This is what The Cape should have been. Everything that show did wrong, Arrow does right. Drama, action, nothing too hokey. It’s hard to make a live action super hero show not hokey, but Arrow does it. It’s almost as good as a Batman story. Since Green Arrow has never stood up against Batman, comparatively, and won, that’s really saying something.
This series premiere is fantastic, and I’m hooked. I cannot wait for next week.
I was hesitant to like this show, but I’ll be honest, I think it’s just as good as Scrubs. The premise fits well with a sitcom, provided that the character’s problems don’t get too sad. The plot remains light and fluffy, which is the only way this can work.
Having been on the radio for a living, I find it hard to find Ryan’s show believable. Radio just isn’t glamourized like that anymore. A station would never spend that kind of cash promoting a broadcaster.
This week Ryan is stress-eating/grief-eating. I wonder how long the show can go until it runs out of relatable problems for the main character? The show does seem finite in its premise. He gets through the hunger games (pun!) and has a revelation while helping someone else.
A good show and I’m glad that Matthew Perry is back on the air.
I think that How I Met Your Mother is the only show I’ve really enjoyed seeing Chris Elliot on. He just fits the deadbeat dad archetype to a T.
Being a dad, I relate to Marshall and Lilly’s search for a nannie. I relate more-so to the poop thing near the beginning of the episode. Sometimes that diaper needs to be handled by…someone…who is not me. ANYWAY, it’s nice to see the baby Marvin character being used instead of being put to sleep in every scene.
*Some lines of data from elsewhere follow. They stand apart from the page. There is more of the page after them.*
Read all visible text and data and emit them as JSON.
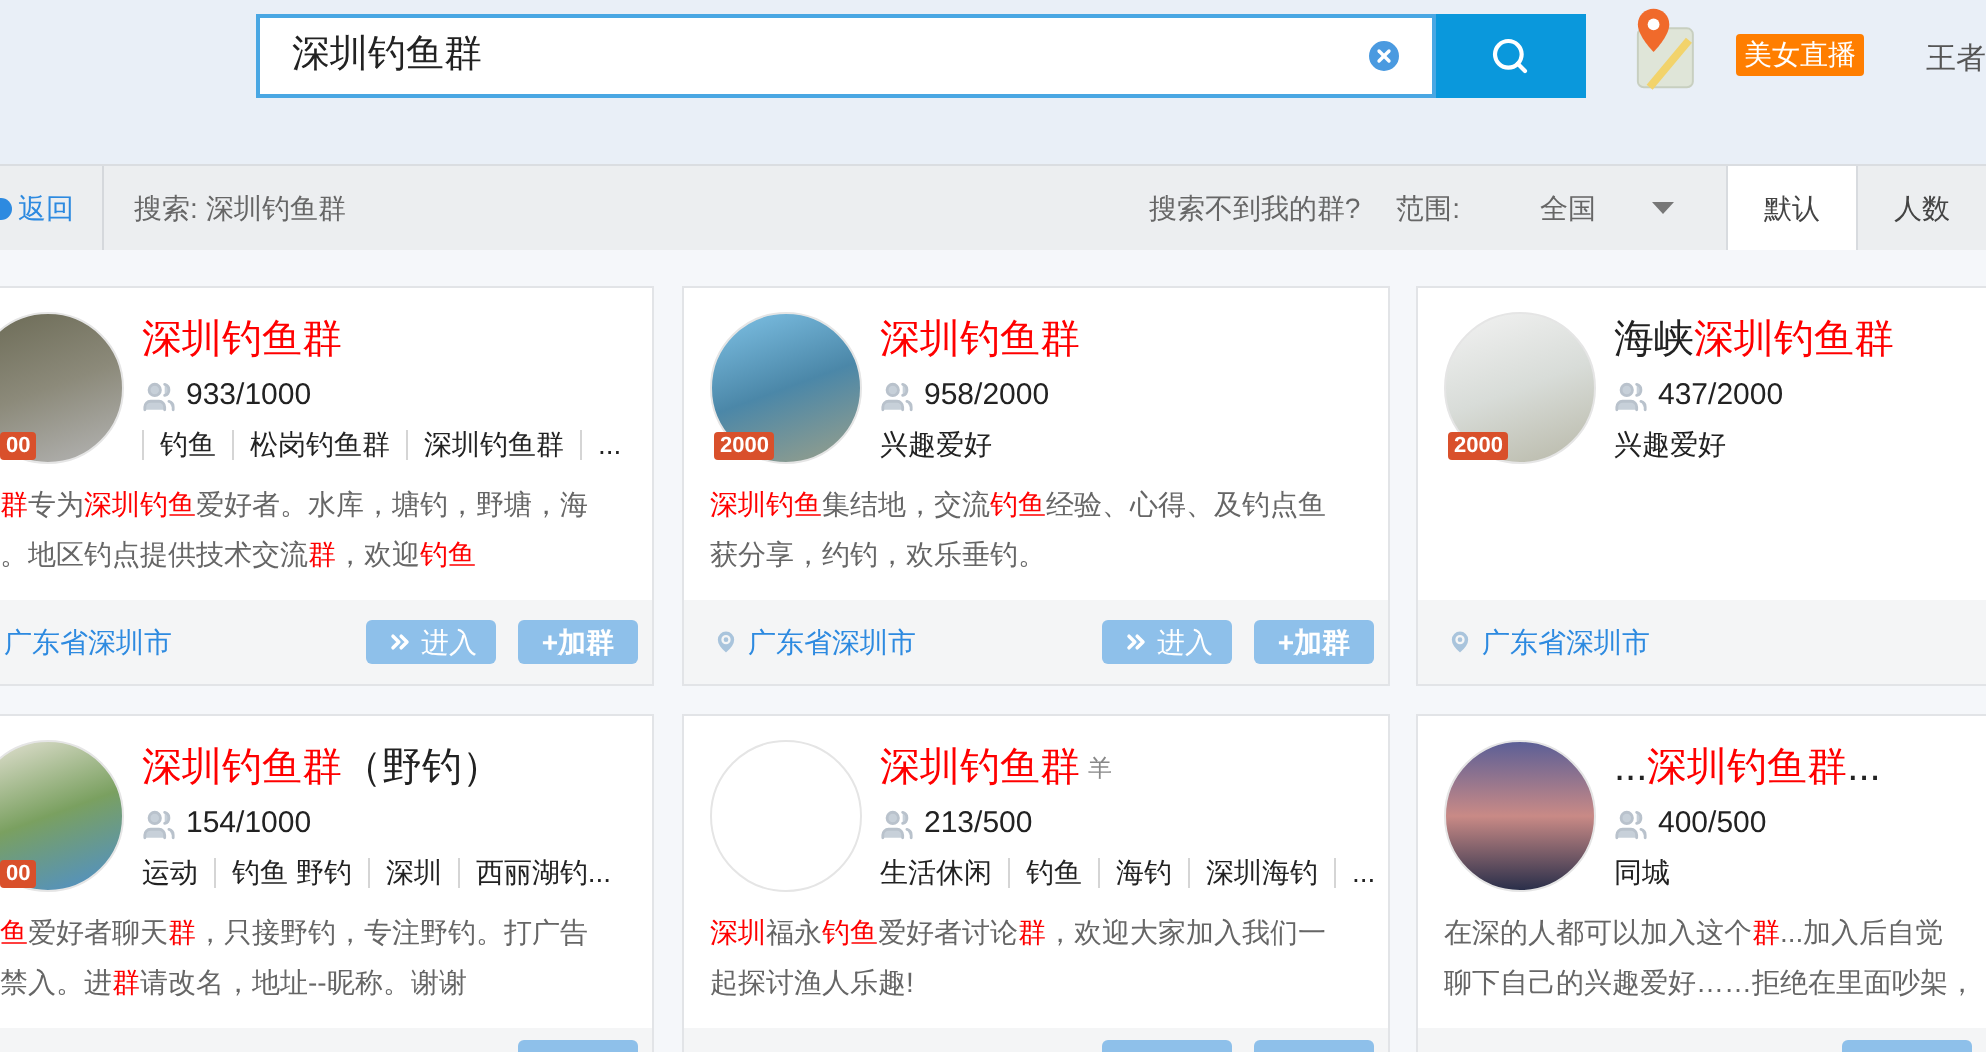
{
  "search": {
    "value": "深圳钓鱼群"
  },
  "header": {
    "live_badge": "美女直播",
    "user": "王者"
  },
  "toolbar": {
    "back": "返回",
    "query": "搜索: 深圳钓鱼群",
    "not_found": "搜索不到我的群?",
    "range_label": "范围:",
    "range_value": "全国",
    "sort_tabs": [
      {
        "label": "默认",
        "selected": true
      },
      {
        "label": "人数",
        "selected": false
      }
    ]
  },
  "cards": [
    {
      "title": [
        {
          "text": "深圳钓鱼群",
          "kind": "highlight"
        }
      ],
      "badge": "00",
      "members": "933/1000",
      "leading_divider": true,
      "tags": [
        "钓鱼",
        "松岗钓鱼群",
        "深圳钓鱼群",
        "..."
      ],
      "description": [
        [
          {
            "text": "群",
            "kind": "highlight"
          },
          {
            "text": "专为",
            "kind": "plain"
          },
          {
            "text": "深圳钓鱼",
            "kind": "highlight"
          },
          {
            "text": "爱好者。水库，塘钓，野塘，海",
            "kind": "plain"
          }
        ],
        [
          {
            "text": "。地区钓点提供技术交流",
            "kind": "plain"
          },
          {
            "text": "群",
            "kind": "highlight"
          },
          {
            "text": "，欢迎",
            "kind": "plain"
          },
          {
            "text": "钓鱼",
            "kind": "highlight"
          }
        ]
      ],
      "location": "广东省深圳市",
      "actions": [
        {
          "kind": "enter",
          "label": "进入"
        },
        {
          "kind": "join",
          "label": "+加群"
        }
      ]
    },
    {
      "title": [
        {
          "text": "深圳钓鱼群",
          "kind": "highlight"
        }
      ],
      "badge": "2000",
      "members": "958/2000",
      "tags": [
        "兴趣爱好"
      ],
      "description": [
        [
          {
            "text": "深圳钓鱼",
            "kind": "highlight"
          },
          {
            "text": "集结地，交流",
            "kind": "plain"
          },
          {
            "text": "钓鱼",
            "kind": "highlight"
          },
          {
            "text": "经验、心得、及钓点鱼",
            "kind": "plain"
          }
        ],
        [
          {
            "text": "获分享，约钓，欢乐垂钓。",
            "kind": "plain"
          }
        ]
      ],
      "location": "广东省深圳市",
      "actions": [
        {
          "kind": "enter",
          "label": "进入"
        },
        {
          "kind": "join",
          "label": "+加群"
        }
      ]
    },
    {
      "title": [
        {
          "text": "海峡",
          "kind": "plain"
        },
        {
          "text": "深圳钓鱼群",
          "kind": "highlight"
        }
      ],
      "badge": "2000",
      "members": "437/2000",
      "tags": [
        "兴趣爱好"
      ],
      "location": "广东省深圳市"
    },
    {
      "title": [
        {
          "text": "深圳钓鱼群",
          "kind": "highlight"
        },
        {
          "text": "（野钓）",
          "kind": "plain"
        }
      ],
      "badge": "00",
      "members": "154/1000",
      "tags": [
        "运动",
        "钓鱼 野钓",
        "深圳",
        "西丽湖钓..."
      ],
      "description": [
        [
          {
            "text": "鱼",
            "kind": "highlight"
          },
          {
            "text": "爱好者聊天",
            "kind": "plain"
          },
          {
            "text": "群",
            "kind": "highlight"
          },
          {
            "text": "，只接野钓，专注野钓。打广告",
            "kind": "plain"
          }
        ],
        [
          {
            "text": "禁入。进",
            "kind": "plain"
          },
          {
            "text": "群",
            "kind": "highlight"
          },
          {
            "text": "请改名，地址--昵称。谢谢",
            "kind": "plain"
          }
        ]
      ],
      "actions": [
        {
          "kind": "join"
        }
      ]
    },
    {
      "title": [
        {
          "text": "深圳钓鱼群",
          "kind": "highlight"
        },
        {
          "text": "羊",
          "kind": "small"
        }
      ],
      "members": "213/500",
      "tags": [
        "生活休闲",
        "钓鱼",
        "海钓",
        "深圳海钓",
        "..."
      ],
      "description": [
        [
          {
            "text": "深圳",
            "kind": "highlight"
          },
          {
            "text": "福永",
            "kind": "plain"
          },
          {
            "text": "钓鱼",
            "kind": "highlight"
          },
          {
            "text": "爱好者讨论",
            "kind": "plain"
          },
          {
            "text": "群",
            "kind": "highlight"
          },
          {
            "text": "，欢迎大家加入我们一",
            "kind": "plain"
          }
        ],
        [
          {
            "text": "起探讨渔人乐趣!",
            "kind": "plain"
          }
        ]
      ],
      "actions": [
        {
          "kind": "enter"
        },
        {
          "kind": "join"
        }
      ]
    },
    {
      "title": [
        {
          "text": "...",
          "kind": "plain"
        },
        {
          "text": "深圳钓鱼群",
          "kind": "highlight"
        },
        {
          "text": "...",
          "kind": "plain"
        }
      ],
      "members": "400/500",
      "tags": [
        "同城"
      ],
      "description": [
        [
          {
            "text": "在深的人都可以加入这个",
            "kind": "plain"
          },
          {
            "text": "群",
            "kind": "highlight"
          },
          {
            "text": "...加入后自觉",
            "kind": "plain"
          }
        ],
        [
          {
            "text": "聊下自己的兴趣爱好……拒绝在里面吵架，",
            "kind": "plain"
          }
        ]
      ],
      "actions": [
        {
          "kind": "enter"
        }
      ]
    }
  ]
}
We do get an interesting statement during this episode during the narration. At one point Ted admits that his relationship with Victoria, the arguably best chick he’s been with ever, is doomed to implode within the month. We all know it’s coming, but to actually have it admitted so boldly? A little unusual for this show.
I’ll miss Victoria. I really will.
Last week Deborah discovered, confronted, and got admittance on the fact that her brother is a serial killer. This week we see the fallout from that. How is she supposed to handle this? She loves her brother, much more than a typical sister actually does (but that’s a whole other article…). But she’s also a police lieutenant. It’s her duty to arrest the now revealed REAL Bay Harbor Butcher.
It’s a great plot point that I’m excited to explore. I’ve always wondered what the families of serial killers must think. Are they dedicated to their family members, even after they are revealed as monsters?
Best line, and we all thought this at some point, was Deb saying, “I am the worst detective.” Seriously, she has been so inept this entire show. The very first season she was crying to her brother to help solve cases for her. I love that she admits this. It’s classic.
A nice reference to past season regular character Frank Lundy, too. Just a passing quote that completely fits with the show. It’s this attention to details that really makes this an awesome show. The small stuff counts.
Dexter’s son, Harrison, seems to have been shoved to the side during this episode. I assume that Angel’s sister is watching like usual, but while Dexter is undergoing his little “rehab” stint it just seems a little sloppy to not have Harrison accounted for. Especially for a show that loves adding little details from the past.